The cover of Live Through This shows a beauty queen in a tiara, caught in the camera flash, clutching a bouquet of flowers. Contrast this with the image in the cassette insert: a picture of a young girl in a flannel shirt, standing barefoot on a gravel road (a family photo of Love at age 8).
The first time I opened the cassette and saw that photo, I was startled to see myself there: messy hair, sleeves too long, not quite smiling.
What is the “this” in Live Through This? For me, it was adolescence. How to understand a world that rewards women with crowns and flowers for being dumb and fake and smiling just right, when it makes more sense to hang out in a flannel and no shoes and do whatever you feel like.
If you live through this with me / I swear that I will die for you / And if you live through this with me / I swear that I will die for you. When I heard Love sing those lines in “Asking for It,” they felt like a promise. She understood my pain, because it was her own. She was like an older sister who had been to hell and back, and was there to tell me about it: Someday, you will ache like I ache (“Doll Parts”).
So, I did live through this. And I still am. That summer was the last one I spent at camp, and I haven’t needed to listen to Live Through This to fall asleep since.
Still, I return to the album again and again.
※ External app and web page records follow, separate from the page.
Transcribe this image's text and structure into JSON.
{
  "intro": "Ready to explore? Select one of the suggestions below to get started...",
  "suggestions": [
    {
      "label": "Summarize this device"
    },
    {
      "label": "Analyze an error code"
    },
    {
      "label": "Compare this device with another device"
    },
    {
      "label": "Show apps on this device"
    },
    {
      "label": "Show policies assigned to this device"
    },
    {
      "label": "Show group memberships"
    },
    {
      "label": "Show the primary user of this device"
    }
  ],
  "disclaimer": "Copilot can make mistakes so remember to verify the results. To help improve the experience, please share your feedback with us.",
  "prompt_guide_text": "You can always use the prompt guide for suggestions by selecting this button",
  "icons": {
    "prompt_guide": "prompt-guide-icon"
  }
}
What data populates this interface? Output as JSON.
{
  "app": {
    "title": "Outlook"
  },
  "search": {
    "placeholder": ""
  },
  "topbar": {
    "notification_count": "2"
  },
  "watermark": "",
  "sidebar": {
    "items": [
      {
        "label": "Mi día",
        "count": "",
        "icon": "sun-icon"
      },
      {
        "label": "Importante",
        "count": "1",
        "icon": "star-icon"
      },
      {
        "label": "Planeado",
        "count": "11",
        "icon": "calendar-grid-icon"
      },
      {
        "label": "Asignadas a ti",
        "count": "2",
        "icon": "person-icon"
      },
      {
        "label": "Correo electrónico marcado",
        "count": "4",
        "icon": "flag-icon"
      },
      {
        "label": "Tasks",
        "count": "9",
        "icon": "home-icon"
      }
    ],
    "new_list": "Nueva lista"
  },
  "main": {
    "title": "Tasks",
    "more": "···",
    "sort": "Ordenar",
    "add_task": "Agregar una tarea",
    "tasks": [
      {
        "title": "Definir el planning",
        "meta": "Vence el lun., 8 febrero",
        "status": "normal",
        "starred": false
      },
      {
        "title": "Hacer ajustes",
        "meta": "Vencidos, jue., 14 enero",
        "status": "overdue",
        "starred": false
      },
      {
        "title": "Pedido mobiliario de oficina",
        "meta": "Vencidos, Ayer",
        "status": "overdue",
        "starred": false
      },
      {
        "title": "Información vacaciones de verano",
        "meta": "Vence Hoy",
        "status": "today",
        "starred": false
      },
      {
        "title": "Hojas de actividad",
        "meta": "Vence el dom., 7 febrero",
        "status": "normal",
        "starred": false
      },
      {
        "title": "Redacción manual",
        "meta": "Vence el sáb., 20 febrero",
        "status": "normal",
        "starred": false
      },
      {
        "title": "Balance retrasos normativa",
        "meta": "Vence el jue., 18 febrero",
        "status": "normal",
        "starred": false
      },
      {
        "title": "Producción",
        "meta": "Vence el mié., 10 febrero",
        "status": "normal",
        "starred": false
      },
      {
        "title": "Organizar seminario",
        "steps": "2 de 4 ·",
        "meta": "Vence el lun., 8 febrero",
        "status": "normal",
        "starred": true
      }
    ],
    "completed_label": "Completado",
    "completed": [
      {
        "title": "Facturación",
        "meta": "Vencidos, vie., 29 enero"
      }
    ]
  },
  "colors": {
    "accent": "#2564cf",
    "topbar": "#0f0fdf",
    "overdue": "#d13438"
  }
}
It’s part of me. It played a tremendous role in the formation of my feminist identity. It taught me how to be angry. And even after nearly 20 years of listening, its cathartic powers haven’t dulled. There are some days when the only thing I want to do after work is blast Live Through This on my headphones and aggressively wash a sink full of dishes. Run the water hot, turn the volume up, and FUCK! YOU!